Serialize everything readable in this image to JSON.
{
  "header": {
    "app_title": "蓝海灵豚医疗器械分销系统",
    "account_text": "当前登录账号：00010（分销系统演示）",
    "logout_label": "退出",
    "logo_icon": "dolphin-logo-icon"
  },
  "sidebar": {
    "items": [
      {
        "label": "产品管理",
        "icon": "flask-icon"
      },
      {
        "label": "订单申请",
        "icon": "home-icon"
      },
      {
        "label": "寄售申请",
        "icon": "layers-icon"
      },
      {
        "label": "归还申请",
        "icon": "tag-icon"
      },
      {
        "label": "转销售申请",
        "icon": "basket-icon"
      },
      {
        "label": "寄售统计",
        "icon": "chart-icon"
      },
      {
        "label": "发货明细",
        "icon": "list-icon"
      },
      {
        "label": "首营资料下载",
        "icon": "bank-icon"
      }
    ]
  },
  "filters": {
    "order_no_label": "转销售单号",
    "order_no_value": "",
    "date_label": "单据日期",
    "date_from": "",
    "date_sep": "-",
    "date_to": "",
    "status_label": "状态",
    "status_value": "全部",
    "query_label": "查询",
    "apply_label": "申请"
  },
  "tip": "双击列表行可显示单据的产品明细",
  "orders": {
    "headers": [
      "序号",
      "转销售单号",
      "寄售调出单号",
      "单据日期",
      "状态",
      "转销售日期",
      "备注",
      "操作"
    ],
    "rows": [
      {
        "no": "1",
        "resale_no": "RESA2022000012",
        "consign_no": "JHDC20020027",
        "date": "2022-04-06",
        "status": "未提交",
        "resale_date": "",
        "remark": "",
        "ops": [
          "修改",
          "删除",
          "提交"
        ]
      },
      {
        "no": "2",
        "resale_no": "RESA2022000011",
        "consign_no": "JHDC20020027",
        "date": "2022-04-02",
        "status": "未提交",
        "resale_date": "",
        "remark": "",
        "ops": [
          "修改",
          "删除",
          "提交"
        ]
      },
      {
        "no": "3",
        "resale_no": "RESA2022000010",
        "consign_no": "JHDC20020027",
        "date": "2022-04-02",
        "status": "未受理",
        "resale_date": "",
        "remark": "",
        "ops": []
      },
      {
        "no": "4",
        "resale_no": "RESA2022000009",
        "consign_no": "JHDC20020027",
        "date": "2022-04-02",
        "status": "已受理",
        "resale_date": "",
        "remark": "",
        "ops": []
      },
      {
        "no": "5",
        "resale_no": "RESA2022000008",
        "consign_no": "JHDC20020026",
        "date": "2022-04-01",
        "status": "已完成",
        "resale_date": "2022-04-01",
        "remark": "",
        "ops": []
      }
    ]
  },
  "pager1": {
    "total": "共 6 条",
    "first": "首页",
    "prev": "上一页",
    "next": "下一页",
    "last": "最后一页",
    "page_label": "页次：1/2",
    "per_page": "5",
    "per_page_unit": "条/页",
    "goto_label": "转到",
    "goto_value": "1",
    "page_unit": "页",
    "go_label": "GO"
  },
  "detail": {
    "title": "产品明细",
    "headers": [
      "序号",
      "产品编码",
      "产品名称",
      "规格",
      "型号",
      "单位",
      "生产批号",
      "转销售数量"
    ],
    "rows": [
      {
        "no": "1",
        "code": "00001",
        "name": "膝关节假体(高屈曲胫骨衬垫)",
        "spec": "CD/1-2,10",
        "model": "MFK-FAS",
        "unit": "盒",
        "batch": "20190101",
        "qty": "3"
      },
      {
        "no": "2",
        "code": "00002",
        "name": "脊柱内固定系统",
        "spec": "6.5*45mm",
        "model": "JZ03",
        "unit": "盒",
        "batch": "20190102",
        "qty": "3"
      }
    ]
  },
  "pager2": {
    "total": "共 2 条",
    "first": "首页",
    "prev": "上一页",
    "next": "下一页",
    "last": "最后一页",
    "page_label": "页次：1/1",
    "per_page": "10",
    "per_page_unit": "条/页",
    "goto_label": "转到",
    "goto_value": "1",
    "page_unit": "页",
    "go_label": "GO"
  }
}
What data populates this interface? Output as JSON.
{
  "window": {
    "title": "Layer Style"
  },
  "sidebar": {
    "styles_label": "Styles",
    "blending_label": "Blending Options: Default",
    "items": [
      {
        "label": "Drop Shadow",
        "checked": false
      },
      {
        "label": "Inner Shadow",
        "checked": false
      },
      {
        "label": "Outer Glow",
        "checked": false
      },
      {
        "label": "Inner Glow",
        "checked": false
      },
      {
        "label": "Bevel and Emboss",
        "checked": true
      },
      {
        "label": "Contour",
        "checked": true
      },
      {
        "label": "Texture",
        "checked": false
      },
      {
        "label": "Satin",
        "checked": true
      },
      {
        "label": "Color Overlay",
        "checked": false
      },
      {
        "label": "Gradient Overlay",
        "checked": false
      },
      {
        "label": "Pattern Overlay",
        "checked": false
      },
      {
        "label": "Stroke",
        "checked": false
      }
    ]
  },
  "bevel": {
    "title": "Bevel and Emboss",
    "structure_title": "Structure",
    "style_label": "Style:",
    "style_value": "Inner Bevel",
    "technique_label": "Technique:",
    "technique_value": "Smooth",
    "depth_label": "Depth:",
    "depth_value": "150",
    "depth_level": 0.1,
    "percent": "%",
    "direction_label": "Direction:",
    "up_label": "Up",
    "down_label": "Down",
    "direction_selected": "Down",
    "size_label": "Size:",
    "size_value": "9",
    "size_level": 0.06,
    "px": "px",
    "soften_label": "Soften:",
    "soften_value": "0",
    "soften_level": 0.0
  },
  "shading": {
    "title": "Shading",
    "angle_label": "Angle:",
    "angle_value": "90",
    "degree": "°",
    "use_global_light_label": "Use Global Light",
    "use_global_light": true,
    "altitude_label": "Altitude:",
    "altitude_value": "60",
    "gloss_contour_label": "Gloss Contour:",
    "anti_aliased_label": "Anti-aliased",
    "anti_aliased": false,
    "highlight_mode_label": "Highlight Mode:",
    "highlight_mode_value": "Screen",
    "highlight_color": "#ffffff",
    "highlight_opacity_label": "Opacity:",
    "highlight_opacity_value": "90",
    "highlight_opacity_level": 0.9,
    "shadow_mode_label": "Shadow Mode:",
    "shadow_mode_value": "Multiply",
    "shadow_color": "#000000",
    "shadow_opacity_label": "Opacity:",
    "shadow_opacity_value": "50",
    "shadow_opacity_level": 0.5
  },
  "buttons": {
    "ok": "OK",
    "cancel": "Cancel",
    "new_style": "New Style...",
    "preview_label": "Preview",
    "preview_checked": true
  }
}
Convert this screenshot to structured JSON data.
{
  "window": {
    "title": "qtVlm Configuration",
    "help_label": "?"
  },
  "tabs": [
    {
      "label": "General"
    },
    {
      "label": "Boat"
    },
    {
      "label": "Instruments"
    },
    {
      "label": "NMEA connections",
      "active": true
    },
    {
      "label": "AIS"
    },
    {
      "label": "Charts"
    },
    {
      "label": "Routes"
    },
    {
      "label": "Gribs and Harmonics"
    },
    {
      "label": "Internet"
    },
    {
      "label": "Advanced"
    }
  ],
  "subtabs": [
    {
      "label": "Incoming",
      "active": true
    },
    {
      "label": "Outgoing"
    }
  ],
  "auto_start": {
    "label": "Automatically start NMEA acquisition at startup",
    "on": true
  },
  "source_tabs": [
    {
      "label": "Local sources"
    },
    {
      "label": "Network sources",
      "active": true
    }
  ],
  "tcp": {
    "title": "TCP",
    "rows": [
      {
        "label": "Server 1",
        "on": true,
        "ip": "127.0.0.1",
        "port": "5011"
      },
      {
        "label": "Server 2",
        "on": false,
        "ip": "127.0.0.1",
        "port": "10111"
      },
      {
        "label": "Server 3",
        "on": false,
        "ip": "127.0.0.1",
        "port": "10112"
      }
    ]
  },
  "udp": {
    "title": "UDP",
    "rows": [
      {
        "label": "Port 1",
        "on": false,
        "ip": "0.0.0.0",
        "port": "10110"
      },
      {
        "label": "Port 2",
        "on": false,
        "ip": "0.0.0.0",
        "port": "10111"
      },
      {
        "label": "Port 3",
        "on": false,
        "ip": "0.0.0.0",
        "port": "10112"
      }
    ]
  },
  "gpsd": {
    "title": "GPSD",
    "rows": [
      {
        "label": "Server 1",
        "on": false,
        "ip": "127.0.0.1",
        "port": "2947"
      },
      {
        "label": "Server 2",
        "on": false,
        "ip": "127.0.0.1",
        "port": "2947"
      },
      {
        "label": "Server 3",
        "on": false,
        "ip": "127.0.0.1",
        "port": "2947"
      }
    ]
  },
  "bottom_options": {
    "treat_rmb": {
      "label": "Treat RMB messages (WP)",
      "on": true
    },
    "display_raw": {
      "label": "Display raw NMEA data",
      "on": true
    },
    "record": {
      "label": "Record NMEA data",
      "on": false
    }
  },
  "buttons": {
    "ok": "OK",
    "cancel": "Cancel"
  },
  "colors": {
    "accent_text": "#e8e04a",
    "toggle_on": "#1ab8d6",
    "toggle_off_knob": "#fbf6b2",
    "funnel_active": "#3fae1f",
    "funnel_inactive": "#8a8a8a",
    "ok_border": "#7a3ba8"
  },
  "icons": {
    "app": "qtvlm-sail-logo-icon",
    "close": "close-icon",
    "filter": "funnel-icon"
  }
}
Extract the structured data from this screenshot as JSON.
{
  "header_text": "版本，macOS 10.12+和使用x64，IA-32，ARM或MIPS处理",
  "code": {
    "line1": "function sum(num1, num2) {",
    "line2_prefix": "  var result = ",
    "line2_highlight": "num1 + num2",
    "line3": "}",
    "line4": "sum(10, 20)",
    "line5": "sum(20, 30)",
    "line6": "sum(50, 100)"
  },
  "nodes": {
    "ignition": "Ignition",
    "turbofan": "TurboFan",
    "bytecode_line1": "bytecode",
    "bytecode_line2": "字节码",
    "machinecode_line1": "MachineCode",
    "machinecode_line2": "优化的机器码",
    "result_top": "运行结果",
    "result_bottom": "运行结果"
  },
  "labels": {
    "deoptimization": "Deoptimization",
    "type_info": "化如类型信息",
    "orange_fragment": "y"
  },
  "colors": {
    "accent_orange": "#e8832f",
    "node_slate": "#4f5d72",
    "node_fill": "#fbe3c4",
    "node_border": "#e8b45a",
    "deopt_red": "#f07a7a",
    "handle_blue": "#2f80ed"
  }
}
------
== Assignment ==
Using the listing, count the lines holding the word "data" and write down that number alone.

== Response to the exercise ==
5